When he started rubbing my hand with his finger I knew something was wrong. Then he softly blurted something out. I didn’t understand right away. If what he just said was true, then everything else wasn’t. He had been successfully keeping something from me for years. And the remarkably few times I had thought I noticed something off and asked him about it, each denial was a lie. He knew how important the truth is to me, it’s one of the things that drew him to me.
I felt sick and fled to the bathroom where I crumpled to the tile. I sobbed over the loss of my certainty. I had years of memories to replace with the truth. Each new connection brought a different emotion…betrayal, anger, humiliation, and fear.

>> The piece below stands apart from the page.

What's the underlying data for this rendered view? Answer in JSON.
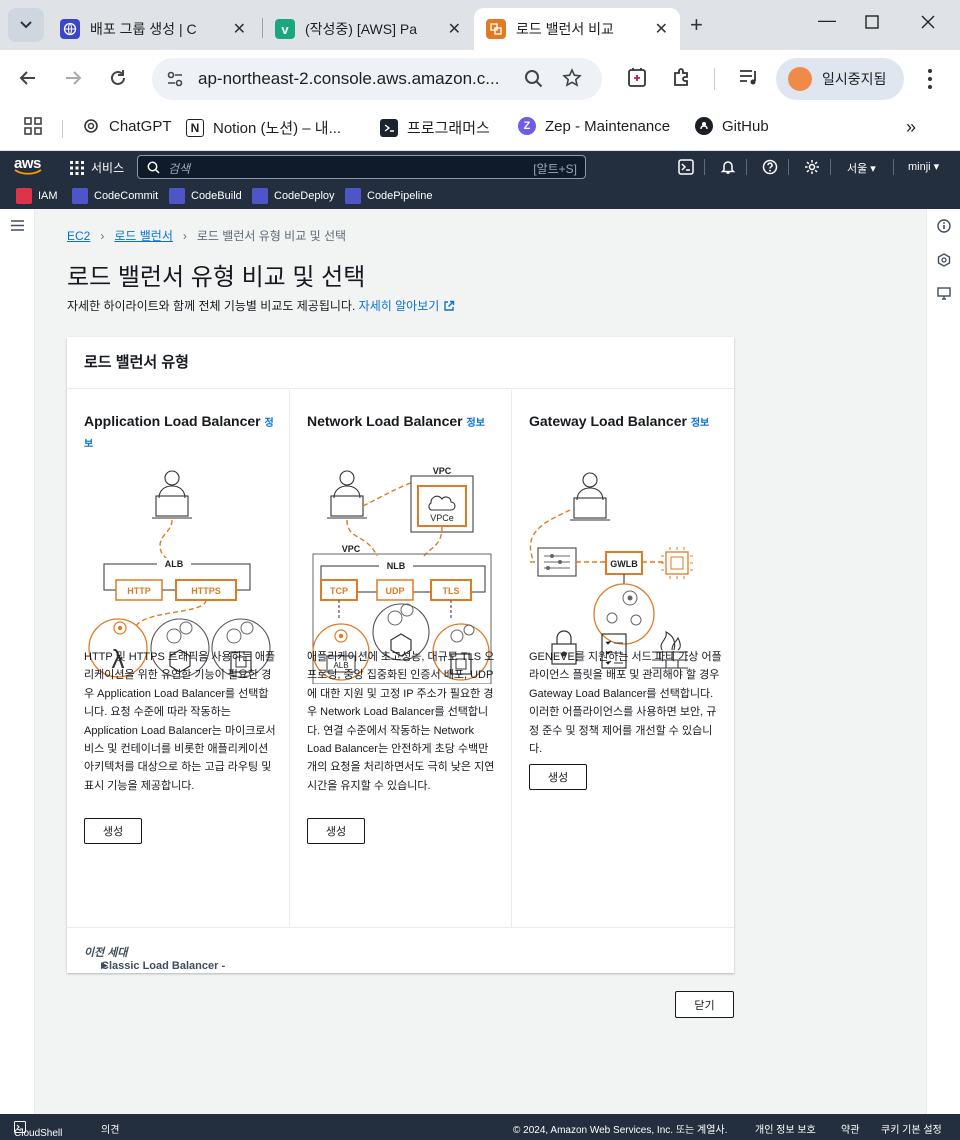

How could he have done this? Why didn’t he just say something? How could I have missed this? How much damage has he done?
Questions filled my mind, each one unanswered before the next one began. He came into the bathroom and gingerly sat down facing me. My frustration was heightened by his inability to answer any but the most factual questions. He was able to explain the what, but not the why. He didn’t fully understand his motivations.
Unfortunately, I thought I did. The worst of the emotions pounding on me was guilt. I was taking an objective look at myself and imagining the kind of reaction I might have had to learning the truth earlier. I shuddered at how punishing I can be, how punishing I likely would have been. Would I have offered him forgiveness, without really letting it go? Used it against him at the slightest provocation? Oh God, probably.
While not an excuse to lie, I certainly didn’t create an environment in which it would feel safe to tell me truths I didn’t want to hear. I wouldn’t have wanted to tell me this either.
What kind of person was I, so intolerant of weakness in others and in myself, and so oblivious to the struggles of others, even those I love? What could I gain if I stopped the denial of weakness and embraced vulnerability? Providing forgiveness was not a sign of weakness, it was a gift to myself to be a person I could be proud of and to build with him what I believed I already had.
By this point, it was almost completely dark and I struggled to make out his features. He looked sad and worried. He didn’t know what I was going to do. He didn’t know I would not leave him. He didn’t realize that I would forgive him. So I told him these things. And I meant them.
The title of this post comes from the song “Postcards from Hell” by the Wood Brothers, which I interpret to be about the dangers of protecting yourself from things you don’t want to know.
This week’s prompt from the Red Dress Club is about forgiveness.